- _TASK ITEM_: Every line in the records below with the string "JSON" needs to be copied out.

Data items
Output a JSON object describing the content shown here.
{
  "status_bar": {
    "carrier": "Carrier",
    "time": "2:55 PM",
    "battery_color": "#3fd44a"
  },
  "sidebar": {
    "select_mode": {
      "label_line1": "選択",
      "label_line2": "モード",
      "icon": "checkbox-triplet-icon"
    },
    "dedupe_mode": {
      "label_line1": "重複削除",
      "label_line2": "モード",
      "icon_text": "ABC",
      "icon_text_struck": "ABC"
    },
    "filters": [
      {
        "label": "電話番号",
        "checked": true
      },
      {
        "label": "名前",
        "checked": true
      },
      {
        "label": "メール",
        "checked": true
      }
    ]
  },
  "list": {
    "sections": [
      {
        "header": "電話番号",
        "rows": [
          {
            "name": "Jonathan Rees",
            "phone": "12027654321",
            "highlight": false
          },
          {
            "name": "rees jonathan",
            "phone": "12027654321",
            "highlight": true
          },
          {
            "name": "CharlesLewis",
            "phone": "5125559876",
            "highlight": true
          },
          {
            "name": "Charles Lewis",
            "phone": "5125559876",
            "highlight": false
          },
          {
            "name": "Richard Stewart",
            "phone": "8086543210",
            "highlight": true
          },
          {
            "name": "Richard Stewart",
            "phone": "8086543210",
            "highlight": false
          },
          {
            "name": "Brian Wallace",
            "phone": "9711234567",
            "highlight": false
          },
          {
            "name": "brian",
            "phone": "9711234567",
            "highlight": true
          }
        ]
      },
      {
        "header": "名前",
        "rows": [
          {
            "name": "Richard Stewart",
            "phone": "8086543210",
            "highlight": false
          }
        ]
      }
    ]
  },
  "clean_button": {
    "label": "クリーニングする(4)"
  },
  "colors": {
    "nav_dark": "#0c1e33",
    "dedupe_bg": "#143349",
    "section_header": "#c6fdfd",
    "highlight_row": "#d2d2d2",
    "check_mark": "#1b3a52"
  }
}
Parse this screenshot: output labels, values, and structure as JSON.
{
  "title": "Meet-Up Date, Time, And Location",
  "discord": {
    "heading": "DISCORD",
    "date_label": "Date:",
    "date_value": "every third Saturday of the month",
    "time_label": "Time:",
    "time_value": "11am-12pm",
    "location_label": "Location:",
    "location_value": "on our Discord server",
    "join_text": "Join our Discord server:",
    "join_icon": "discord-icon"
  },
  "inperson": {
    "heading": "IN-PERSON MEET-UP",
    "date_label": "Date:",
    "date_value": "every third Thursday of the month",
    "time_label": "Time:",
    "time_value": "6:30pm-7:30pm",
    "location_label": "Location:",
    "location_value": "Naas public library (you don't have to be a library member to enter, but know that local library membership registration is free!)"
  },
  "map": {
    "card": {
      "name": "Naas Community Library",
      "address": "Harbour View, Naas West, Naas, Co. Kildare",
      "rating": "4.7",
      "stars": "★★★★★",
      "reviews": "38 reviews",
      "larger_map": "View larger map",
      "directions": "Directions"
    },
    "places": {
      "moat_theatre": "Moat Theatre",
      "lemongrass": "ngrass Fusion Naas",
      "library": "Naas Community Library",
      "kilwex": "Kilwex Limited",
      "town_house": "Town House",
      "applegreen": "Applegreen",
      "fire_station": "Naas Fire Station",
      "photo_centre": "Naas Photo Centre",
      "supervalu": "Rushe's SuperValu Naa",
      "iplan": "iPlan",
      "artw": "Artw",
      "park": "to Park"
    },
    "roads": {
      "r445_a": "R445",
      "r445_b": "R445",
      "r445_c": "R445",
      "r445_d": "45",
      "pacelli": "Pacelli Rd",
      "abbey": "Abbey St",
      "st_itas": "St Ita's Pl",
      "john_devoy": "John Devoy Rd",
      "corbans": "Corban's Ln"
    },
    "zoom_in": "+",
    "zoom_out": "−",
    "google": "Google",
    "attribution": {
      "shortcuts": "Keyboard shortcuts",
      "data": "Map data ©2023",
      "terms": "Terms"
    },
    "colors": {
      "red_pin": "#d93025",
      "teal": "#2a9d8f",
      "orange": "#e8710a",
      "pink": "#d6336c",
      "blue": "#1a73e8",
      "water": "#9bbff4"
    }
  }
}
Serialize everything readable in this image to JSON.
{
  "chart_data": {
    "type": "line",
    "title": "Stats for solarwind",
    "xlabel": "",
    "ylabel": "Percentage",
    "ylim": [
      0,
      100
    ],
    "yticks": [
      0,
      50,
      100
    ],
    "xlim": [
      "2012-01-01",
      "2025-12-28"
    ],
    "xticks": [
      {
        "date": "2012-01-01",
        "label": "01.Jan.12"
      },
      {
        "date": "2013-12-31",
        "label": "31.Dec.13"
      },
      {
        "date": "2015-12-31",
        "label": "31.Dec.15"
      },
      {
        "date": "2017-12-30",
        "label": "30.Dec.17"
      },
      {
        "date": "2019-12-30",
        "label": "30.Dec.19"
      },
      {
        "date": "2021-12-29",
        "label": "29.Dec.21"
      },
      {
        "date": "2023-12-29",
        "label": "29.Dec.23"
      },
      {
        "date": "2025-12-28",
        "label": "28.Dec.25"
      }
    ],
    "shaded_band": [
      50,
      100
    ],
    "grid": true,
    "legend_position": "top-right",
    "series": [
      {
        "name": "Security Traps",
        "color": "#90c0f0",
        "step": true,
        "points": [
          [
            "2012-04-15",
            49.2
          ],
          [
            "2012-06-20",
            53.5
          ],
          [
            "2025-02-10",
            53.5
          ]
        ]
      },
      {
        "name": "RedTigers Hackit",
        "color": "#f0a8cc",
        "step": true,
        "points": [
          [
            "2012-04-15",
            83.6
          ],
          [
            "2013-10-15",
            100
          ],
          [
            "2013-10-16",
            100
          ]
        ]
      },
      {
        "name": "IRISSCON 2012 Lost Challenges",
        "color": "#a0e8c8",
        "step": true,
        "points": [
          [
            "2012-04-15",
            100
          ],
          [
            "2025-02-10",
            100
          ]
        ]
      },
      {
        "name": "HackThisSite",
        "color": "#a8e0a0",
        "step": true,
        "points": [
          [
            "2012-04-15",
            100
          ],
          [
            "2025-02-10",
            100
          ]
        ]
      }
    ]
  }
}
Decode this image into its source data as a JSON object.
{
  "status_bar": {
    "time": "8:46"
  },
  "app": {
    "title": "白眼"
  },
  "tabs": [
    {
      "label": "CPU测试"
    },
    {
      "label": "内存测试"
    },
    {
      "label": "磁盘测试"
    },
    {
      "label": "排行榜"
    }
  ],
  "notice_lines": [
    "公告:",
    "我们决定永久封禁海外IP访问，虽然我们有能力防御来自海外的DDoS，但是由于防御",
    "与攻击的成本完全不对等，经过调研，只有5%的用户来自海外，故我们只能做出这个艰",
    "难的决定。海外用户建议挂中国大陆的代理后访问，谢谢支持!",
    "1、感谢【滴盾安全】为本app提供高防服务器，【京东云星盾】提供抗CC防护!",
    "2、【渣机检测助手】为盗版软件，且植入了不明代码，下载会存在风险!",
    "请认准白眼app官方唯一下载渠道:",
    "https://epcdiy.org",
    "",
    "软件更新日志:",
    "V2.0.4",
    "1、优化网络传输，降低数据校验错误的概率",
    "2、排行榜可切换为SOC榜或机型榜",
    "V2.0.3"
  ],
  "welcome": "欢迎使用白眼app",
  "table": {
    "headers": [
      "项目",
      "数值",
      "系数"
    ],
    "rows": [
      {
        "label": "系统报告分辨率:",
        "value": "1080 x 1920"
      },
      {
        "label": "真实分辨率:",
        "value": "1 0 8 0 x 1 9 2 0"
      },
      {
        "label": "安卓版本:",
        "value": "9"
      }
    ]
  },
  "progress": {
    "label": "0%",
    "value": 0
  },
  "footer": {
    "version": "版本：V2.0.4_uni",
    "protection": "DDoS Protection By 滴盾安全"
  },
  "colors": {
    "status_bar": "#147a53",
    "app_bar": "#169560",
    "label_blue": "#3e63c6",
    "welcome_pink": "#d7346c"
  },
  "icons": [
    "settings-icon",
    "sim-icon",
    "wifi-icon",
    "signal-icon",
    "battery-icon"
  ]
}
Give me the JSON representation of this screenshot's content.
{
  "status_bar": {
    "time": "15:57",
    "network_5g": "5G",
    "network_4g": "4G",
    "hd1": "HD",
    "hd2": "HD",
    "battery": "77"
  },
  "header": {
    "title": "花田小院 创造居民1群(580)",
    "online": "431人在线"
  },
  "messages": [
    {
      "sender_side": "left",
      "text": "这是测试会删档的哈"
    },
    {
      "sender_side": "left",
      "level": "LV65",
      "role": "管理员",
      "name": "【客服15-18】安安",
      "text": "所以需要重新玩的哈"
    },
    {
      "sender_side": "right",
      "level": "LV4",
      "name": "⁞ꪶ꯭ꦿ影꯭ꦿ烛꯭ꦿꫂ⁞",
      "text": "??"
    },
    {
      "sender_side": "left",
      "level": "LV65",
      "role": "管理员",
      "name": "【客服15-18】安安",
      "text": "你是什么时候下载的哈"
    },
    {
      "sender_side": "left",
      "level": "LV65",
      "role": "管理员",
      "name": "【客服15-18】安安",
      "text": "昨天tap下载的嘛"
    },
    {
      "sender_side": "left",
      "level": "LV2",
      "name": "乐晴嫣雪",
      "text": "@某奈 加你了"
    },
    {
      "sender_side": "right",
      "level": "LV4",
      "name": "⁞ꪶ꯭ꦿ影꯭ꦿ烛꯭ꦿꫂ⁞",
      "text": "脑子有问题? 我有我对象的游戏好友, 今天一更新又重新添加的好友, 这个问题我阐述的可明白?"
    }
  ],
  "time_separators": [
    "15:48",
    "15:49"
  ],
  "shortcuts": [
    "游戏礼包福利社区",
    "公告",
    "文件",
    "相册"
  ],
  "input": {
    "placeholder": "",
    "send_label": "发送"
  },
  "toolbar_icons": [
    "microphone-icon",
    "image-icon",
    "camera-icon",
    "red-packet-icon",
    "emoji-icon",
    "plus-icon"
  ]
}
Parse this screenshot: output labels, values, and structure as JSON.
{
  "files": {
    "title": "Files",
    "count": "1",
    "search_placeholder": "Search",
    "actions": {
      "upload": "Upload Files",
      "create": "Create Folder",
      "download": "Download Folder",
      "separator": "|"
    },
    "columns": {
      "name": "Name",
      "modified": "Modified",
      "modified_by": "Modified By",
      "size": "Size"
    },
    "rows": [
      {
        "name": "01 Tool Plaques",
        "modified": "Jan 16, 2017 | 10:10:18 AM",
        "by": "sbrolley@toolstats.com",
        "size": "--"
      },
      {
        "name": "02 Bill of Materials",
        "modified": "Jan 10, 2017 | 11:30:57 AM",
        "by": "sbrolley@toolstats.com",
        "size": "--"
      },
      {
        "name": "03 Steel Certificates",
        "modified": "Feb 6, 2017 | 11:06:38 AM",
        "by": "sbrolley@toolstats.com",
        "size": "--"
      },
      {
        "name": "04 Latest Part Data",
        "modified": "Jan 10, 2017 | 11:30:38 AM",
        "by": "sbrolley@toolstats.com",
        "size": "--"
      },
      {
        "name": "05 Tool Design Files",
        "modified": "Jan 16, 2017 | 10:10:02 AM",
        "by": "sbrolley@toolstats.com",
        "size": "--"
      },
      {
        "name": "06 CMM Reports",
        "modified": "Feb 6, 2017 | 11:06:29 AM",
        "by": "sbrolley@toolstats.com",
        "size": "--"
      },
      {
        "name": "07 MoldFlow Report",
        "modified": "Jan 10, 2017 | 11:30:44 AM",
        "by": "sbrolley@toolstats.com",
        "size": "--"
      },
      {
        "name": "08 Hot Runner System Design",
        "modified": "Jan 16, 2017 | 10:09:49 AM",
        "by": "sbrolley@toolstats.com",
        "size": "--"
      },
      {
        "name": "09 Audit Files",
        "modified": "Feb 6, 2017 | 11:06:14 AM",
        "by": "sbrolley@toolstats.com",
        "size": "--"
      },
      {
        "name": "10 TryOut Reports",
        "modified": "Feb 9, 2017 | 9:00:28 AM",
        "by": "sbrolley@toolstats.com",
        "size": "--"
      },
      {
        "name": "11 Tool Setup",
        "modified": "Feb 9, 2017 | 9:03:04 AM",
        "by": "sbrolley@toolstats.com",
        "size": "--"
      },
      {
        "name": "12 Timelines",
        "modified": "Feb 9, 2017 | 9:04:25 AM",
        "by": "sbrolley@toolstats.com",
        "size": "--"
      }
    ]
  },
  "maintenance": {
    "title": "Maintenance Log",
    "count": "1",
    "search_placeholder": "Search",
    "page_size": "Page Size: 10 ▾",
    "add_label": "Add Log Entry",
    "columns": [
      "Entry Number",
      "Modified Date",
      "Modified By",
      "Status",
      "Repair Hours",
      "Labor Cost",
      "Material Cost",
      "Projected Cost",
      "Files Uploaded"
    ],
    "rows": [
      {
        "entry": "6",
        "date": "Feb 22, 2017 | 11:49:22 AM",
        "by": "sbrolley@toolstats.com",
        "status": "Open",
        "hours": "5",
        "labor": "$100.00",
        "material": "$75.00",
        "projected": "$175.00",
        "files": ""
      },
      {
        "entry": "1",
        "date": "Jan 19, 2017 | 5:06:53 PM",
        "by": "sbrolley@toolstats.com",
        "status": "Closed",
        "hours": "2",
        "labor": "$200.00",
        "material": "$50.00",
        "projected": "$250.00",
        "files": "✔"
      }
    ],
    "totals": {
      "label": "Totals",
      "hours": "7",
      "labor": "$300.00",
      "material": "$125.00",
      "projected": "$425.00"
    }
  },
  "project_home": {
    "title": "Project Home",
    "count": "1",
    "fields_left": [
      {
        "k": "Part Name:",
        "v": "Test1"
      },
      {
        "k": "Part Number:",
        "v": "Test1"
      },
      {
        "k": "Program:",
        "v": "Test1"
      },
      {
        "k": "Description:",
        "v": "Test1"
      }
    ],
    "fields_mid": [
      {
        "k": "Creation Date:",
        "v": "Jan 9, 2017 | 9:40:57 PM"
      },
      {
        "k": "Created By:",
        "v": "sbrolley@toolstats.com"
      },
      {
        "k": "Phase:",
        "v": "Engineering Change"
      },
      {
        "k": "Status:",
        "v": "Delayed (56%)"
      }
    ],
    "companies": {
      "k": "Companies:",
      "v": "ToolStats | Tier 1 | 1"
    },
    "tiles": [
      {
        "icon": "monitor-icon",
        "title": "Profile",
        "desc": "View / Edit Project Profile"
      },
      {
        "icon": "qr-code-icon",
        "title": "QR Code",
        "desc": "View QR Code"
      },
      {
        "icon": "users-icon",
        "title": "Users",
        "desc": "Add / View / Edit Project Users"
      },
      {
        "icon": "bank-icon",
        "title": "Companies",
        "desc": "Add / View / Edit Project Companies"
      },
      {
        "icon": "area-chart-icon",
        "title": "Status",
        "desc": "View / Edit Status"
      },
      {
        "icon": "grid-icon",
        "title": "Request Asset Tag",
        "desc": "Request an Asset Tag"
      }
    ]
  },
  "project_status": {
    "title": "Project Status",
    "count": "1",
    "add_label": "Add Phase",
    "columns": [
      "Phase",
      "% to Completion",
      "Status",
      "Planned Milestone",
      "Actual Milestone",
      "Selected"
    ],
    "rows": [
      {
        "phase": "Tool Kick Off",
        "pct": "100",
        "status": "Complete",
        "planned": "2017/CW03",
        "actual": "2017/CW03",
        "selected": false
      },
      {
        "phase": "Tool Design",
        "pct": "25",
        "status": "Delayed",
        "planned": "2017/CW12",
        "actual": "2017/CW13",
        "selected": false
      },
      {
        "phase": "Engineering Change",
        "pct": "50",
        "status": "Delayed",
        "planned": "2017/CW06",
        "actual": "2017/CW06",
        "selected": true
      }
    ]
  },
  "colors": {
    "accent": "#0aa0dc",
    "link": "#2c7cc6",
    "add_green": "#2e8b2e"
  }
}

- _OUTPUT OF THE TASK_:
Output a JSON object describing the content shown here.
Parse this screenshot: output labels, values, and structure as JSON.
Serialize everything readable in this image to JSON.
Decode this image into its source data as a JSON object.
Give me the JSON representation of this screenshot's content.
Parse this screenshot: output labels, values, and structure as JSON.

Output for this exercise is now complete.